Graham (PS2MS) [468] I've just talked about it.
Unknown speaker (HDXPSUNK) [469] Who to talk to?
Graham (PS2MS) [470] Sorry?
[471] We've just talked about it in this room.
[472] The other thing.
Unknown speaker (HDXPSUNK) [473] [...] the map.
Graham (PS2MS) [474] The map.
[475] That's it.
Unknown speaker (HDXPSUNK) [476] Well done, [...]
Graham (PS2MS) [477] Shall I give them that?
Unknown speaker (HDXPSUNK) [478] That's a quarter.
Unknown speaker (HDXPSUNK) [479] Quarter. [laugh]
Unknown speaker (HDXPSUNK) [...]

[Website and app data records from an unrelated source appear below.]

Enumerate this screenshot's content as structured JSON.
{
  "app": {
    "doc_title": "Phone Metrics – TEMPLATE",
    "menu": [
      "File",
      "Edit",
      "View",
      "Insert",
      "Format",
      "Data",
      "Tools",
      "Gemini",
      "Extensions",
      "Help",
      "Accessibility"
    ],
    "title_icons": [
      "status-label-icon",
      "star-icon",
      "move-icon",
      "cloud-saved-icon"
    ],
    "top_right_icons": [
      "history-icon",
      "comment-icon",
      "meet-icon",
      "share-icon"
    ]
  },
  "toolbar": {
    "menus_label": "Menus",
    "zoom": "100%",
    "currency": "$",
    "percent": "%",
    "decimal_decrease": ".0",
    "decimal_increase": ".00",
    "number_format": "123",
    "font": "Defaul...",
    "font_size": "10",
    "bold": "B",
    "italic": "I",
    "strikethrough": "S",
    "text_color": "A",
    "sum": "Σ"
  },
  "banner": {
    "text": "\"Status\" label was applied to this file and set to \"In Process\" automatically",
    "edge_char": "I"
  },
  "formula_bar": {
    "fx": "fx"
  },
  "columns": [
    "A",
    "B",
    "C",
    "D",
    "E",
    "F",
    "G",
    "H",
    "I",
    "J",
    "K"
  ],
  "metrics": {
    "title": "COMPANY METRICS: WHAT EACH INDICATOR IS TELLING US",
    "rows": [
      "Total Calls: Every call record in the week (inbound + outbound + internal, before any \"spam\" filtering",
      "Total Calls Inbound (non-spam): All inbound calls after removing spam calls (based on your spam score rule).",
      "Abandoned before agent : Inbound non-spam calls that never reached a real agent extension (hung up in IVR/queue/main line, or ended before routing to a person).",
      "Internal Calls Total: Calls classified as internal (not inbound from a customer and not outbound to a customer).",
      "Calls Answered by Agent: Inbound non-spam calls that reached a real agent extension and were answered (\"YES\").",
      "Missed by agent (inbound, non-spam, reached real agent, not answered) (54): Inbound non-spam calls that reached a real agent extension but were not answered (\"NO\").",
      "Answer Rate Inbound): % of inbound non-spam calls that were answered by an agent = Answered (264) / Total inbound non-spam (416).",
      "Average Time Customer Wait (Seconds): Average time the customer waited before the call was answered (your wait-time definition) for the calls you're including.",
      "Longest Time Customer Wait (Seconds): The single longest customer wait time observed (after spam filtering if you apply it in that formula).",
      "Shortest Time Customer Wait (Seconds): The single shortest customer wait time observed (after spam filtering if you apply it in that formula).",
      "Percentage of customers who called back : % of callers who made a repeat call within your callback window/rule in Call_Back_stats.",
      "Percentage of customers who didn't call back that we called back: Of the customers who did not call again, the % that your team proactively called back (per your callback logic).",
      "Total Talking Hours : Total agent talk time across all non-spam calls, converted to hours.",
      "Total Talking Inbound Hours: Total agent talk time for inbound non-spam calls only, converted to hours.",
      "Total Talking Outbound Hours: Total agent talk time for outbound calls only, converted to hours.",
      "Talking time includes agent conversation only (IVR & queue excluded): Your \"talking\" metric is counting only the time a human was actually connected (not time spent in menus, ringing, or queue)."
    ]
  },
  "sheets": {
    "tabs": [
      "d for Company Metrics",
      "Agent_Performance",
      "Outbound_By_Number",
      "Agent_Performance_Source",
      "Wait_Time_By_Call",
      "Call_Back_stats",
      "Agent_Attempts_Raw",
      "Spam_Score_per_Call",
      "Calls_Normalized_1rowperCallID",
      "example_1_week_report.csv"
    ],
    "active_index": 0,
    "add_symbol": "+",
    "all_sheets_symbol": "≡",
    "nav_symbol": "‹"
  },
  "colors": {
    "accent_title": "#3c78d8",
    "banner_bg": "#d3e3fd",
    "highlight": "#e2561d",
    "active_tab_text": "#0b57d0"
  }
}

Graham (PS2MS) [480] I'll give you that,
Unknown speaker (HDXPSUNK) [...]
Graham (PS2MS) [481] [...] yeah.
[482] Right, over to the right, erm ... erm, give me another important piece of documentation.
[483] Map was one ...
Unknown speaker (HDXPSUNK) [484] The invoice.
Graham (PS2MS) [485] The invoice.
[486] I'll pass it across.
Unknown speaker (HDXPSUNK) [487] [...] created
Unknown speaker (HDXPSUNK) [488] How about the user manual?
Graham (PS2MS) [489] Well, yes, er well ... that's one I was after.
[490] There's two pieces that are missing.
[491] Not including the user manuals.
[492] Can't give you that one.
[493] [laugh] Two other useful pieces of documentation.
Unknown speaker (HDXPSUNK) [494] What amount.
Graham (PS2MS) [495] No, he [...] he's said that one before.
Unknown speaker (HDXPSUNK) [496] Is there a design document?
Graham (PS2MS) [497] Well, may well be, but er, I wasn't after that ... Has anybody think of anything?
[498] We only did it er, seven minutes ago, it shows you how quickly you forget.
[499] Er, list of the file names, that's one of them, and one of them, open this to everybody, anybody who can get it, gets a point. [blowing nose]
Unknown speaker (HDXPSUNK) [500] What directories in it.
Graham (PS2MS) [501] No, well, maybe, but er, it wasn't what I was after.
Unknown speaker (HDXPSUNK) [502] [...] updated modifications ...
Graham (PS2MS) [503] Er, well, that's part of what's on the spreadsheet, [...] It's some sort of diagram.
Unknown speaker (HDXPSUNK) [...]
Graham (PS2MS) [504] Sorry?
Unknown speaker (HDXPSUNK) [...]
Graham (PS2MS) [505] Not exactly, well, not exactly [...]
Unknown speaker (HDXPSUNK) [...]
Graham (PS2MS) [506] Diagram representing the things that are in the system ...
Unknown speaker (HDXPSUNK) [507] [...] folders
Graham (PS2MS) [508] Files is that what you said?
Unknown speaker (HDXPSUNK) [509] I said folders actually [laugh]
Unknown speaker (HDXPSUNK) [...]
Unknown speaker (HDXPSUNK) [510] Yeah, files. [laugh]
Unknown speaker (HDXPSUNK) [511] Well, you already got one [...]
Graham (PS2MS) [512] Well, I don't think anybody got it really.
[513] There was too many [...] .
[514] So let's see, the left got seven, that's nine, and the right got er, three, four [...]
Unknown speaker (HDXPSUNK) [515] Who's that for?
Unknown speaker (HDXPSUNK) [...]
Graham (PS2MS) [516] Right, thank you all very much for having [...] formulas now.